Which lines of the data below include the string "icon"? Return each of them.

(Records contained in a dataset)
=== Begin Enclosure ===

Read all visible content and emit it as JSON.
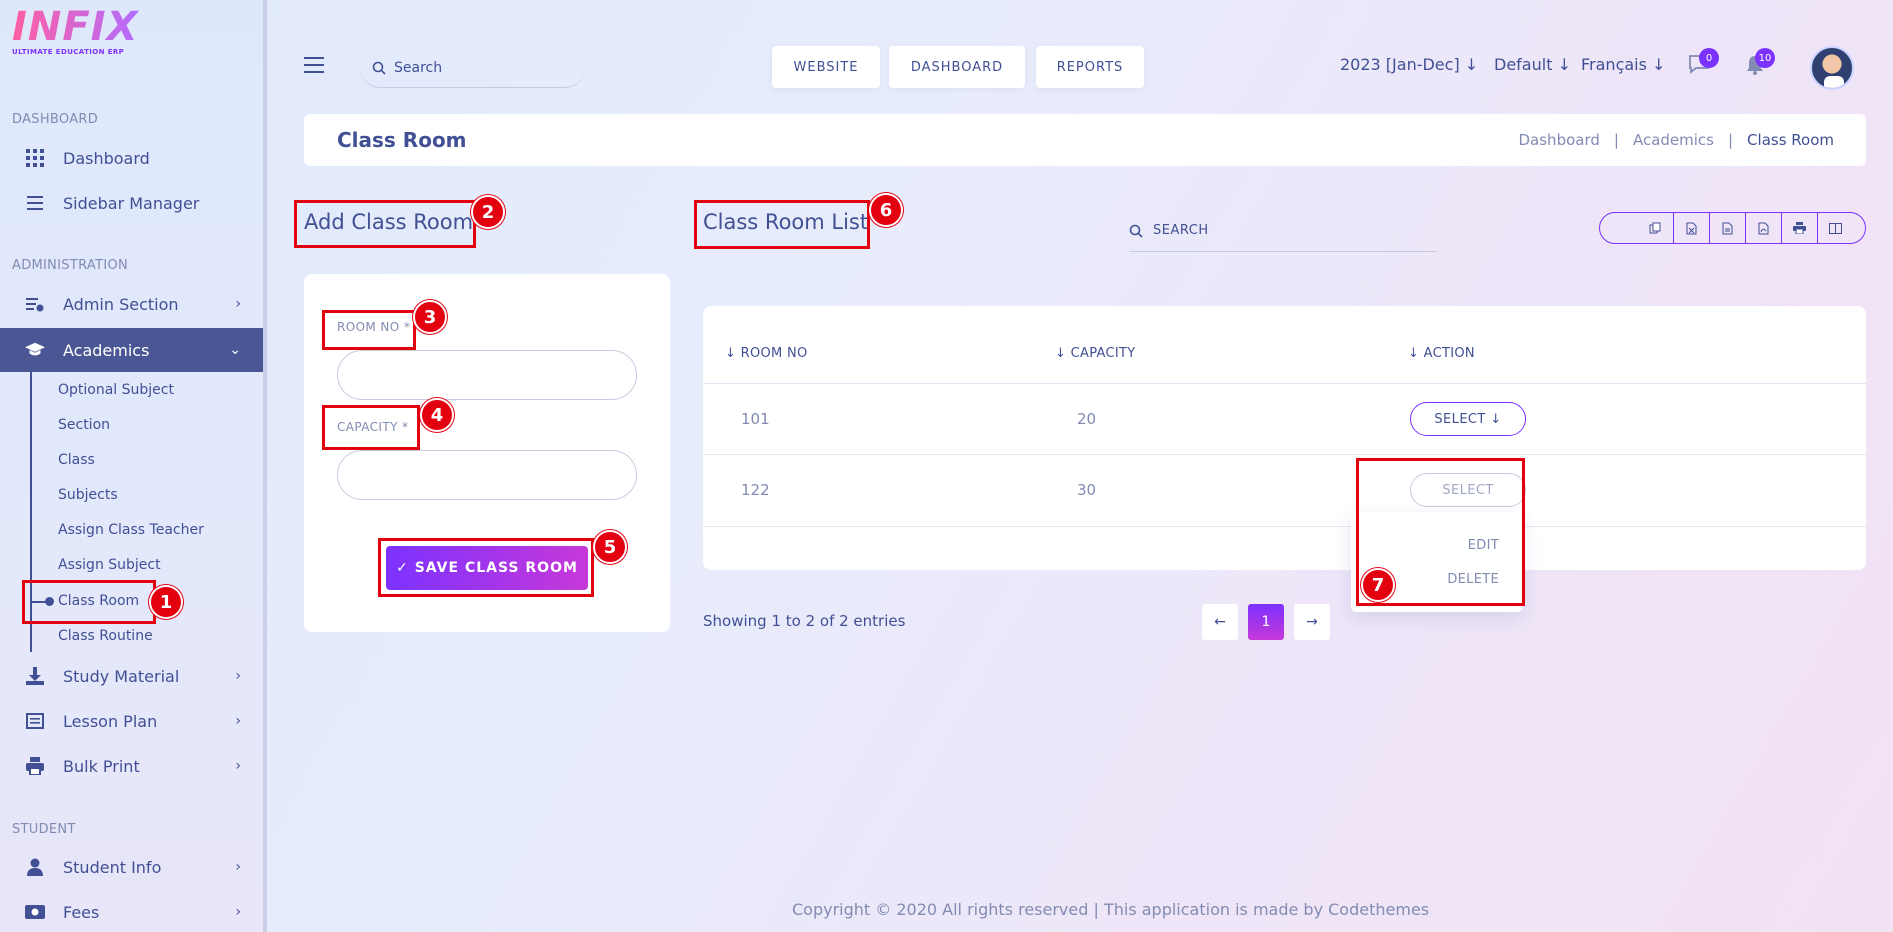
{
  "brand": {
    "logo_text": "INFIX",
    "logo_sub": "ULTIMATE EDUCATION ERP"
  },
  "sidebar": {
    "sections": [
      "DASHBOARD",
      "ADMINISTRATION",
      "STUDENT"
    ],
    "items": [
      {
        "label": "Dashboard",
        "icon": "grid-icon"
      },
      {
        "label": "Sidebar Manager",
        "icon": "bars-icon"
      },
      {
        "label": "Admin Section",
        "icon": "admin-icon"
      },
      {
        "label": "Academics",
        "icon": "graduation-cap-icon"
      },
      {
        "label": "Study Material",
        "icon": "download-icon"
      },
      {
        "label": "Lesson Plan",
        "icon": "list-icon"
      },
      {
        "label": "Bulk Print",
        "icon": "print-icon"
      },
      {
        "label": "Student Info",
        "icon": "user-icon"
      },
      {
        "label": "Fees",
        "icon": "money-icon"
      }
    ],
    "sub_items": [
      "Optional Subject",
      "Section",
      "Class",
      "Subjects",
      "Assign Class Teacher",
      "Assign Subject",
      "Class Room",
      "Class Routine"
    ]
  },
  "topbar": {
    "search_placeholder": "Search",
    "buttons": [
      "WEBSITE",
      "DASHBOARD",
      "REPORTS"
    ],
    "year": "2023 [Jan-Dec]",
    "theme": "Default",
    "language": "Français",
    "messages_count": "0",
    "notifications_count": "10"
  },
  "page": {
    "title": "Class Room",
    "breadcrumb": [
      "Dashboard",
      "Academics",
      "Class Room"
    ]
  },
  "add_form": {
    "heading": "Add Class Room",
    "room_no_label": "ROOM NO *",
    "capacity_label": "CAPACITY *",
    "save_label": "SAVE CLASS ROOM"
  },
  "list": {
    "heading": "Class Room List",
    "search_placeholder": "SEARCH",
    "columns": [
      "ROOM NO",
      "CAPACITY",
      "ACTION"
    ],
    "rows": [
      {
        "room_no": "101",
        "capacity": "20",
        "action": "SELECT"
      },
      {
        "room_no": "122",
        "capacity": "30",
        "action": "SELECT"
      }
    ],
    "dropdown": [
      "EDIT",
      "DELETE"
    ],
    "showing": "Showing 1 to 2 of 2 entries",
    "current_page": "1"
  },
  "annotations": [
    "1",
    "2",
    "3",
    "4",
    "5",
    "6",
    "7"
  ],
  "footer": "Copyright © 2020 All rights reserved | This application is made by Codethemes",
  "colors": {
    "primary": "#415094",
    "accent": "#7c32ff",
    "annotation": "#e3000f"
  }
}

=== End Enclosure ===

**Response box**
        "icon": "grid-icon"
        "icon": "bars-icon"
        "icon": "admin-icon"
        "icon": "graduation-cap-icon"
        "icon": "download-icon"
        "icon": "list-icon"
        "icon": "print-icon"
        "icon": "user-icon"
        "icon": "money-icon"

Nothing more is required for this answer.